Made by Rollei Singapore - a peek into history

The Rollei factory in Singapore. PHOTO: ST FILE
The Rollei factory in Singapore. PHOTO: ST FILE

SINGAPORE - The Republic once manufactured German cameras that were highly sought after by photography enthusiasts.

Rollei cameras were believed to be one of the best in the world and many Singaporeans particularly clamoured for one compact model - the Rollei 35.

The company's compact camera range used to cost around $200 to $300.

Today, these compact cameras are still in demand, with multiple forum threads dedicated to how best to acquire and use the "classic" camera.

Here are some brief facts on the company and its Singapore venture.


In 1971, the Economic Development Board persuaded the German company Rollei to set up a production factory in Singapore for cameras,  flash guns, projectors, lenses and shutters, and to produce cameras for other German camera brands. Its first factory was in  Alexandra Road.

Rollei International press conference at the Rollei factory in Kampong Chai Chee. PHOTO: ST FILE


Two years later, the company and the Singapore Government established a training centre in Kampong Chai Chee for workers in precision optics, tool-making and precision machining. 

The Rollei camera factory in Kampong Chai Chee. PHOTO: ST FILE
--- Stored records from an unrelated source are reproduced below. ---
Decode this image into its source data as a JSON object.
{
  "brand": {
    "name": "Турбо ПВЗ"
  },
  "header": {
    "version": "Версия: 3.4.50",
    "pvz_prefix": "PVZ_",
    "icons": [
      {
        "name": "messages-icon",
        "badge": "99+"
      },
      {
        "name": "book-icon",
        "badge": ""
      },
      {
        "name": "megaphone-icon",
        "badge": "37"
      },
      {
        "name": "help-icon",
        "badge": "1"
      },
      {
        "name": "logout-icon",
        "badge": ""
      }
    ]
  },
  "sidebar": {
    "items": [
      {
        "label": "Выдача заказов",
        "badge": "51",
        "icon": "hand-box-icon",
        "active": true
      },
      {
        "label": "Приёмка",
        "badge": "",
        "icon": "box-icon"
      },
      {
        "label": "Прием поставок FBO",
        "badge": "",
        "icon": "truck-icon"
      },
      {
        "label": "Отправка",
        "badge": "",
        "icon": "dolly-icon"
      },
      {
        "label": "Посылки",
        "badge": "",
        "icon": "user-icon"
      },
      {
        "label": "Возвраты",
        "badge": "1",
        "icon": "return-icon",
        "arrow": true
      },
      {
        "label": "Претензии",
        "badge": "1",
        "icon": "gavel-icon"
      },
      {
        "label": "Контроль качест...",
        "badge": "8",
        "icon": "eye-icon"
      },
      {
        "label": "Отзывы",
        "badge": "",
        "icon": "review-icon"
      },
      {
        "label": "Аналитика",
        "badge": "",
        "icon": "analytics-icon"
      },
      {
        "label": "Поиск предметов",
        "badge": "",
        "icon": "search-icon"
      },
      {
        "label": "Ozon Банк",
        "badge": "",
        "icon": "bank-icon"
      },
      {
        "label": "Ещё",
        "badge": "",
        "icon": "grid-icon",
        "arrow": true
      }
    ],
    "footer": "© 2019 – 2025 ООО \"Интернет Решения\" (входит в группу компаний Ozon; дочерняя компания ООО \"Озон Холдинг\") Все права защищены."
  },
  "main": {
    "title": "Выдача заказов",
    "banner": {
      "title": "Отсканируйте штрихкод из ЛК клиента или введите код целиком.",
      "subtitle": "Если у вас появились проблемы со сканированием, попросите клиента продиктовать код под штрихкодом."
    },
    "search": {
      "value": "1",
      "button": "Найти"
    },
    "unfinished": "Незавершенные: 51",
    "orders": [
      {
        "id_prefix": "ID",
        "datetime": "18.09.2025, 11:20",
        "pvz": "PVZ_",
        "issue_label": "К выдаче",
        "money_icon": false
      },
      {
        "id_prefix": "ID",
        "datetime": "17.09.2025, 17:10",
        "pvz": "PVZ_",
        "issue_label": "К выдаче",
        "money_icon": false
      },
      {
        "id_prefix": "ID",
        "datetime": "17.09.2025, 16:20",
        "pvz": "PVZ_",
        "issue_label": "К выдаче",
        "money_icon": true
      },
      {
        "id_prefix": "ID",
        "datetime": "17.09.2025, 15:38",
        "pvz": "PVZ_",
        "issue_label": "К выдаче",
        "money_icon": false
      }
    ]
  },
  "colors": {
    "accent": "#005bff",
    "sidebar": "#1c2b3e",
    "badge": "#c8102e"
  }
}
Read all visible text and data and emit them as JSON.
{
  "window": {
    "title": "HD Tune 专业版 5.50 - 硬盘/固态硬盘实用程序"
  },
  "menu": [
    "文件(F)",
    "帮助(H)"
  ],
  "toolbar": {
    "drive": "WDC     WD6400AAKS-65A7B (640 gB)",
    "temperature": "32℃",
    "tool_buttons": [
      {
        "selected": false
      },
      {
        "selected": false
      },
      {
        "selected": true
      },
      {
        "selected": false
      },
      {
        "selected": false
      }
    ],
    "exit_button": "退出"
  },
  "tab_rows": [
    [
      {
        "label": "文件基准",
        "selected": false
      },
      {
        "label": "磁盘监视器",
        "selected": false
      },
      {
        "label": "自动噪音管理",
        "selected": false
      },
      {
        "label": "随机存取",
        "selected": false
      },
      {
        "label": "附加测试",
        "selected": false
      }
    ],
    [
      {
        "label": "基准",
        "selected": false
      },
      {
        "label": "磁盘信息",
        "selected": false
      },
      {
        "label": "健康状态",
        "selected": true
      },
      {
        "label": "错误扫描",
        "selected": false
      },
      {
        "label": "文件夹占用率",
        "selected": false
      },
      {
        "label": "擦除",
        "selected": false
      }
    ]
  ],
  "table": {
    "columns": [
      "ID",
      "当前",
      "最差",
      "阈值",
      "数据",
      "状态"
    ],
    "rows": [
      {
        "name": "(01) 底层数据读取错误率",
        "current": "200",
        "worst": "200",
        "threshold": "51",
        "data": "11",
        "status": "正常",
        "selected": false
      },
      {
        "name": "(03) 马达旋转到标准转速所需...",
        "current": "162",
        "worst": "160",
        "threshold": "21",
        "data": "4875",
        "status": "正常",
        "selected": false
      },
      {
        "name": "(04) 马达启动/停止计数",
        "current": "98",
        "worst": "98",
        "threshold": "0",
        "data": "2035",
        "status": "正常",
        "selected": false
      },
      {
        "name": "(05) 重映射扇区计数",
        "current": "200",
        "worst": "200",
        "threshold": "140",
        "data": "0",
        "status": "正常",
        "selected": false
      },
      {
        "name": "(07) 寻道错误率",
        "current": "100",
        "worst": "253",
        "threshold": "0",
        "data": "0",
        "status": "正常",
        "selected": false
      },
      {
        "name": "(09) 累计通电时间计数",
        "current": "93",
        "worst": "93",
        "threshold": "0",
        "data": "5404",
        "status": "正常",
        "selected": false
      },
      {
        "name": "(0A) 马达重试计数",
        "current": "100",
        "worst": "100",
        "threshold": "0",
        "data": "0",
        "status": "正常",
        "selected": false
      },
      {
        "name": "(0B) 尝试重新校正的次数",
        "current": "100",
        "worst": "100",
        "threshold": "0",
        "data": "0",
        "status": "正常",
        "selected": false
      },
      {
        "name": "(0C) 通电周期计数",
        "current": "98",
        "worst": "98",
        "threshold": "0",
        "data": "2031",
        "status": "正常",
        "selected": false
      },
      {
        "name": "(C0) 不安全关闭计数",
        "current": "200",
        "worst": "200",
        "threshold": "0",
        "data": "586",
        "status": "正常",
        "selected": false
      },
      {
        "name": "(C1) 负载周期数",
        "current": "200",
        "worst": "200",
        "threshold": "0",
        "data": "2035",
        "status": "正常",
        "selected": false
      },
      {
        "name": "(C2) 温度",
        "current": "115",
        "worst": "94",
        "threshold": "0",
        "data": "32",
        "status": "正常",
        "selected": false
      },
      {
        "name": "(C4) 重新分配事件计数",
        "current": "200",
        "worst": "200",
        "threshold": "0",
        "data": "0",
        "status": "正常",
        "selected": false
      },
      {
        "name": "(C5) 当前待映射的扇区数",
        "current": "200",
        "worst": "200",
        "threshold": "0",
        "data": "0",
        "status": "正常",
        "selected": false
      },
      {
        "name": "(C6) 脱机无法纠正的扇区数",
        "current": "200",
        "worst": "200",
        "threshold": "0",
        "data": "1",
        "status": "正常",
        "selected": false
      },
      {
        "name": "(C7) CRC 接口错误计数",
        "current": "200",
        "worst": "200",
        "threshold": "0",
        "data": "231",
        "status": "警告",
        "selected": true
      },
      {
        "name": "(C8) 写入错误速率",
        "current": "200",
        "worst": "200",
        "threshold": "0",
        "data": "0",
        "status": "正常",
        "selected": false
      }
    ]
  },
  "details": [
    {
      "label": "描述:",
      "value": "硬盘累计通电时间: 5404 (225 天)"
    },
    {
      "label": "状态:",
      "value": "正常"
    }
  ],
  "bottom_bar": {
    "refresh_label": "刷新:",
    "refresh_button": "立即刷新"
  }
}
Officials and journalists visiting the factories of Rollei Singapore and Rollei Optical in Kallang Basin. PHOTO: ST FILE

The Rollei factory in Singapore. PHOTO: ST FILE


The company invested $149 million here over a decade as part of its attempt to stay competitive against Japanese camera manufacturers. The cameras produced here were engraved with the words Made by Rollei Singapore. From the Singapore Government's perspective, it was a move away from low-wage industries to higher-technology and value-added ones in the 1970s.


In 1981, Rollei's parent company went bankrupt and 4,000 workers were retrenched. Among other reasons, its closure was a result of intense competition from Japanese camera makers, as well as poor coordination between its research and development base in Germany and its production base in Singapore.

When Rollei went bust in 1981, it left Singapore with thousands of workers trained in German precision. PHOTO: ST FILE



The thousands of workers who had undergone precision engineering training became "a valuable base for the disk drive industry" in the 1980s when the disk drive industry set up shop here.

SOURCE: From Third World to First: The Singapore Story, 1965-2000, Volume 2; LOH KAH SENG; SPH ARCHIVES